John Donne was a great Christian and a pastor in London in the early 1600s, through three waves of the Black Plague that killed thousands. For months, he thought he, too, was dying of the plague. But he wrote as one who understood this text in 1 Corinthians. These are the beginning and ending lines of one of his great sonnets:
Death, be not proud, though some have called thee
Mighty and dreadful, for, thou art not so,
For, those, whom thou think'st, thou dost overthrow,
Die not, poor death, nor yet canst thou kill me …
One short sleep past, we wake eternally,
And death shall be no more; Death, thou shalt die.
Thank God that he gives us this mighty victory through our relationship with Jesus Christ.
This week I read a couple of funeral sermons by Thomas Brooks. He blessed me by reminding me how, for the believer, death not only ceases to be our conqueror; death actually becomes God's meek helper. He wrote, "Death is another Moses: it delivers believers out of bondage, and from making bricks in Egypt." Brooks also said,
Remember this—death does that in a moment, which no graces, no duties, nor any ordinances could do for a man all his lifetime! Death frees a [person] from those diseases, corruptions, temptations … that no duties, nor graces, nor ordinances could do …. Every prayer then [when we die] shall have its answer; all hungering and thirsting shall be filled and satisfied; every sigh, groan, and tear that has fallen from the saints' eyes shall then be recompensed. That is not death but life, which joins the dying man to Christ!
One afternoon 19 years ago, May 2, 1990, I heard holy things. I visited a father and husband from our church in Pennsylvania named Larry Hildreth. He was just in his 30s, and he was near death from cancer. I had gone to serve him communion because he was too weak to come to church. He was a deeply thoughtful man, and that day as he spoke, slow and deliberately, I realized I was hearing extraordinary things. I started scribbling them down on the margins of a bulletin in my Bible. "Even if I have a short time to live," Larry said, "he's given me a great hope. Sometimes life throws us some tremendous curves, but death has lost its sting." I wish I had time to read to you the two pages of insights I got from Larry that day about suffering, about his struggle for faith and his experience of God's strength. "At the point in my life when I'm the weakest," he said, "I'm the strongest I've ever been."

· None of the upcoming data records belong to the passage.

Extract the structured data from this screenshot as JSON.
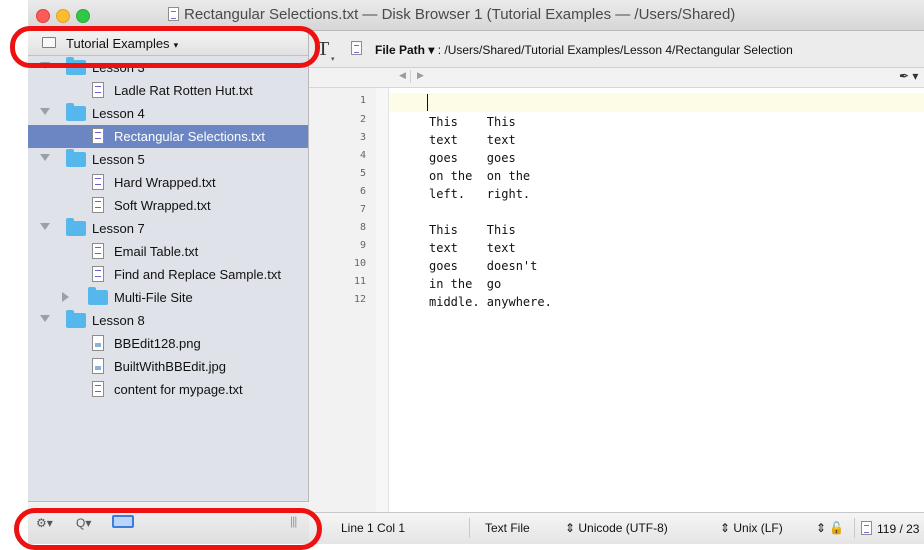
{
  "window": {
    "title": "Rectangular Selections.txt — Disk Browser 1 (Tutorial Examples — /Users/Shared)"
  },
  "sidebar": {
    "header_label": "Tutorial Examples",
    "caret": "▾",
    "tree": [
      {
        "label": "Lesson 3",
        "kind": "folder",
        "expanded": true
      },
      {
        "label": "Ladle Rat Rotten Hut.txt",
        "kind": "text-file"
      },
      {
        "label": "Lesson 4",
        "kind": "folder",
        "expanded": true
      },
      {
        "label": "Rectangular Selections.txt",
        "kind": "text-file",
        "selected": true
      },
      {
        "label": "Lesson 5",
        "kind": "folder",
        "expanded": true
      },
      {
        "label": "Hard Wrapped.txt",
        "kind": "text-file"
      },
      {
        "label": "Soft Wrapped.txt",
        "kind": "text-file"
      },
      {
        "label": "Lesson 7",
        "kind": "folder",
        "expanded": true
      },
      {
        "label": "Email Table.txt",
        "kind": "text-file"
      },
      {
        "label": "Find and Replace Sample.txt",
        "kind": "text-file"
      },
      {
        "label": "Multi-File Site",
        "kind": "folder",
        "expanded": false
      },
      {
        "label": "Lesson 8",
        "kind": "folder",
        "expanded": true
      },
      {
        "label": "BBEdit128.png",
        "kind": "image-file"
      },
      {
        "label": "BuiltWithBBEdit.jpg",
        "kind": "image-file"
      },
      {
        "label": "content for mypage.txt",
        "kind": "text-file"
      }
    ],
    "footer": {
      "gear": "⚙▾",
      "search": "Q▾",
      "grip": "|||"
    }
  },
  "toolbar": {
    "text_tool": "T",
    "path_label": "File Path ▾",
    "path_value": " : /Users/Shared/Tutorial Examples/Lesson 4/Rectangular Selection"
  },
  "navbar": {
    "prev": "◀",
    "next": "▶",
    "pen": "✒ ▾"
  },
  "editor": {
    "line_numbers": [
      "1",
      "2",
      "3",
      "4",
      "5",
      "6",
      "7",
      "8",
      "9",
      "10",
      "11",
      "12"
    ],
    "lines": [
      "",
      "This    This",
      "text    text",
      "goes    goes",
      "on the  on the",
      "left.   right.",
      "",
      "This    This",
      "text    text",
      "goes    doesn't",
      "in the  go",
      "middle. anywhere."
    ]
  },
  "status": {
    "position": "Line 1 Col 1",
    "language": "Text File",
    "encoding": "⇕ Unicode (UTF-8)",
    "line_endings": "⇕ Unix (LF)",
    "lock": "⇕ 🔓",
    "stats": "119 / 23 ."
  },
  "colors": {
    "selection": "#6b86c3",
    "folder": "#56b7ec",
    "marker": "#ee1111"
  }
}
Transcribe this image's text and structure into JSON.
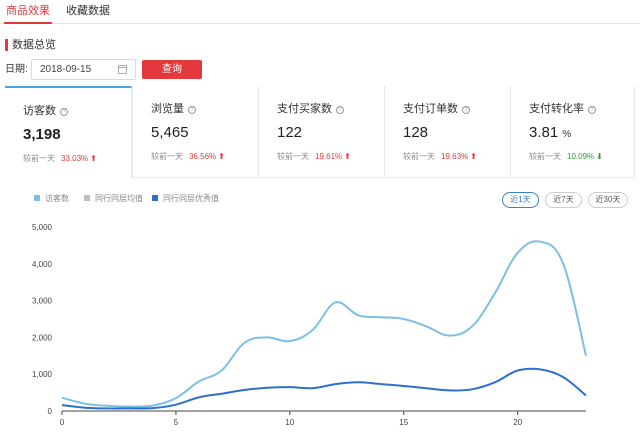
{
  "tabs": [
    {
      "label": "商品效果",
      "active": true
    },
    {
      "label": "收藏数据",
      "active": false
    }
  ],
  "section_title": "数据总览",
  "date_filter": {
    "label": "日期:",
    "value": "2018-09-15",
    "query_label": "查询"
  },
  "metrics": [
    {
      "title": "访客数",
      "value": "3,198",
      "unit": "",
      "compare_label": "较前一天",
      "change": "33.03%",
      "direction": "up",
      "active": true
    },
    {
      "title": "浏览量",
      "value": "5,465",
      "unit": "",
      "compare_label": "较前一天",
      "change": "36.56%",
      "direction": "up",
      "active": false
    },
    {
      "title": "支付买家数",
      "value": "122",
      "unit": "",
      "compare_label": "较前一天",
      "change": "19.61%",
      "direction": "up",
      "active": false
    },
    {
      "title": "支付订单数",
      "value": "128",
      "unit": "",
      "compare_label": "较前一天",
      "change": "19.63%",
      "direction": "up",
      "active": false
    },
    {
      "title": "支付转化率",
      "value": "3.81",
      "unit": "%",
      "compare_label": "较前一天",
      "change": "10.09%",
      "direction": "down",
      "active": false
    }
  ],
  "colors": {
    "accent_red": "#e4393c",
    "up": "#e4393c",
    "down": "#2e9a3b",
    "series_visitors": "#7dbfe6",
    "series_avg": "#bfbfbf",
    "series_excellent": "#2f6fcc"
  },
  "range_buttons": [
    {
      "label": "近1天",
      "active": true
    },
    {
      "label": "近7天",
      "active": false
    },
    {
      "label": "近30天",
      "active": false
    }
  ],
  "chart_data": {
    "type": "line",
    "title": "",
    "xlabel": "",
    "ylabel": "",
    "grid": false,
    "legend": "top-left",
    "xlim": [
      0,
      23
    ],
    "ylim": [
      0,
      5000
    ],
    "x_ticks": [
      0,
      5,
      10,
      15,
      20
    ],
    "y_ticks": [
      0,
      1000,
      2000,
      3000,
      4000,
      5000
    ],
    "y_tick_labels": [
      "0",
      "1,000",
      "2,000",
      "3,000",
      "4,000",
      "5,000"
    ],
    "x": [
      0,
      1,
      2,
      3,
      4,
      5,
      6,
      7,
      8,
      9,
      10,
      11,
      12,
      13,
      14,
      15,
      16,
      17,
      18,
      19,
      20,
      21,
      22,
      23
    ],
    "series": [
      {
        "name": "访客数",
        "color": "#7dbfe6",
        "values": [
          360,
          200,
          140,
          120,
          150,
          350,
          800,
          1100,
          1850,
          2000,
          1900,
          2200,
          2950,
          2600,
          2550,
          2500,
          2300,
          2050,
          2300,
          3200,
          4300,
          4600,
          4000,
          1500
        ]
      },
      {
        "name": "同行同层均值",
        "color": "#bfbfbf",
        "values": []
      },
      {
        "name": "同行同层优秀值",
        "color": "#2f6fcc",
        "values": [
          160,
          90,
          70,
          70,
          80,
          170,
          370,
          470,
          570,
          630,
          650,
          620,
          730,
          780,
          730,
          680,
          620,
          560,
          590,
          780,
          1100,
          1130,
          920,
          420
        ]
      }
    ]
  }
}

We started talking about his funeral, which as it turned out would be exactly one month later. He told me he wanted lots of singing; I remember how Larry would put his head back and sing with such unabashed gusto in church. I asked him what he wanted his funeral to be like. He said, "The only thing I want people to think on that day is joy [and he raised his hands deliberately in a slow, triumphant clap]. When I pass into his kingdom, I envision this spectacular light, this spectacular feeling of being able to let go. I've felt a lot of grief for my children, my wife, my family, myself, but I've had to get over that. Once you get past that, you know that God is there—that spirit of joyfulness. It's going to be a happy day for me. No grief for me. God chose me this time!"
Thanks be to God! He gives us the victory through our Lord Jesus Christ.
Lee Eclov recently retired after 40 years of local pastoral ministry and now focuses on ministry among pastors. He writes a weekly devotional for preachers on Preaching Today.